I lay sheets of corrogated iron over weeds, and places I want clear of long grass, along paths. Or fence lines, or around sheds. Leave for 1. 2. 3 months. DO lift carefully, tho, remembering there may be a rare snake sheltering. I find they are as gobsmacked as me. I apologise and gently replace what I've lifted, and leave it However, that hasn't happened with sheet tin, but when I went to move an old unused kennel. If need be, put rocks on top of tin, to flatten. I have about 20. Every month or two, I move one, to flatten opposite side, or cover other weeds. I always check for little lizards, and I always try to rescue worms, because I love them so, anything exciting, but there are always slaters, etc and the magpies and chooks have learnt to come over when I call.

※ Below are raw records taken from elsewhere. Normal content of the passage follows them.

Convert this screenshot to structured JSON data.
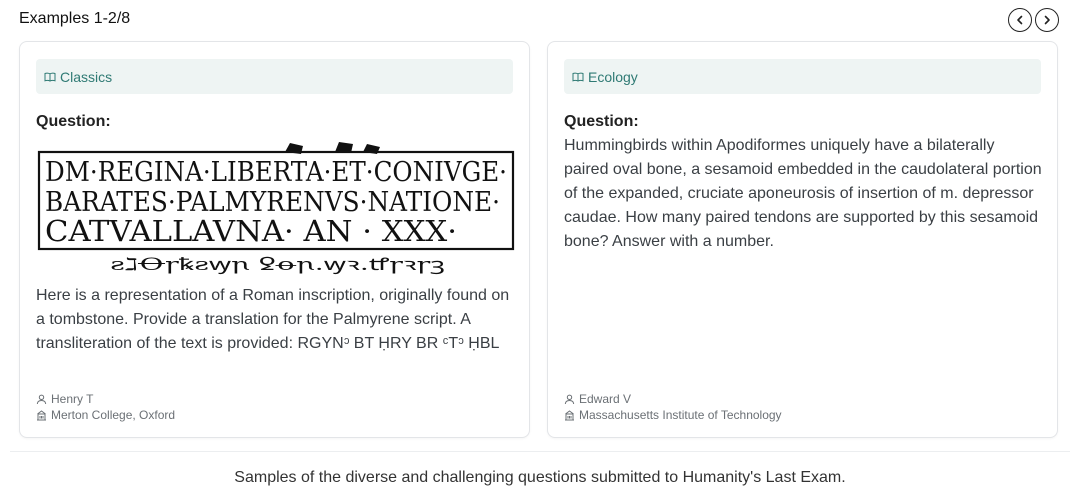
{
  "header": {
    "title": "Examples 1-2/8"
  },
  "nav": {
    "prev_icon": "chevron-left-icon",
    "next_icon": "chevron-right-icon"
  },
  "cards": [
    {
      "subject": "Classics",
      "question_label": "Question:",
      "question": "Here is a representation of a Roman inscription, originally found on a tombstone. Provide a translation for the Palmyrene script. A transliteration of the text is provided: RGYNᵓ BT ḤRY BR ᶜTᵓ ḤBL",
      "inscription_lines": [
        "DM·REGINA·LIBERTA·ET·CONIVGE·",
        "BARATES·PALMYRENVS·NATIONE·",
        "CATVALLAVNA· AN · XXX·"
      ],
      "palmyrene": "ꙅℷꝊꞅꝅꙅꝡꞃ ꝿꝋꞃ.ꝡꝛ.ꝷꞅꝛꞅꝫ",
      "author": "Henry T",
      "institution": "Merton College, Oxford"
    },
    {
      "subject": "Ecology",
      "question_label": "Question:",
      "question": "Hummingbirds within Apodiformes uniquely have a bilaterally paired oval bone, a sesamoid embedded in the caudolateral portion of the expanded, cruciate aponeurosis of insertion of m. depressor caudae. How many paired tendons are supported by this sesamoid bone? Answer with a number.",
      "author": "Edward V",
      "institution": "Massachusetts Institute of Technology"
    }
  ],
  "caption": "Samples of the diverse and challenging questions submitted to Humanity's Last Exam.",
  "colors": {
    "accent": "#2f7a74",
    "subject_bg": "#eef4f3",
    "border": "#e3e5e8"
  }
}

We use maggot buckets extensively on our farm to feed protein rich pupae to the ladies. I've noticed all the benefits of the extra bug material (increased egg supply, healthier, happier hens, etc)* and it's free and easy and when done right, we haven't ever been aware of a smell.
Some notes from our experiments:
1) Use a five gallon bucket with a lid that attaches - obviously. But taking it a step further, the buckets I use also have a bungee cord that secures the lid in place. Because...you know, raccoons. And dogs.
2) Drill the holes about 1 inch in diameter - smaller holes get clogged by the litter in the bucket and the maggots can't get out. We drill them 2 inches up from the bottom, and 6 inches up from the bottom - sporadically around the bucket sides. Also two holes up near the top.
3) Hang WELL AWAY from where the hens bed down at night. At least 20 feet, if you can. If the smell attracts any varmints, we want the ladies well removed from them. We also close up the hens at night in an elevated coop for added security.
4) DON'T OVERLOAD THE BUCKETS. I can't stress this enough. Substrate we use is wood chips and leaves. We put the equivalent of half a mature hen size carcass or lump of meat in there. Anything bigger than that has overloaded the substrate (smelly and grody) and/or not broken down fast enough.
5) If using the full carcass of an animal, cut it open first - expose as much of the interior as possible. Just a quick cut from navel to neck does the trick.
6) We hang them off of trees about 3-4 feet off the ground. Just works better than being right next to the ground. The hens can get under the bucket and really work it out.
I came upon this idea when I noticed that the hens were working the area around our garbage cans with a particular zeal. After checking it out, I saw some food that had been put in there uncovered and the maggots were drip- dropping onto the ground. Once I got over the I'm-Gonna-Hurl initial gross-out, I developed the bucket idea from that and was so very happy when I saw that this was a "thing" because I thought maybe I was just being a weirdo.
This, in my opinion, is ever so much easier than raising meal worms. And black soldier flies don't make it through the winters here - we tried them for a while. But really, to be honest, the sound of earnest manducation from the BSF trough as they worked through the leavings of our chicken harvest was too much for me. Like, I can butcher a thing, but listening to them little buggers chew and slosh through the innards was too much for my delicate sensibilities.
* I've also noticed the disgusted looks from some people who I tell about it. I just tell them if they keep looking like that, their face is gonna stick that way. But I say it with a lot of charm.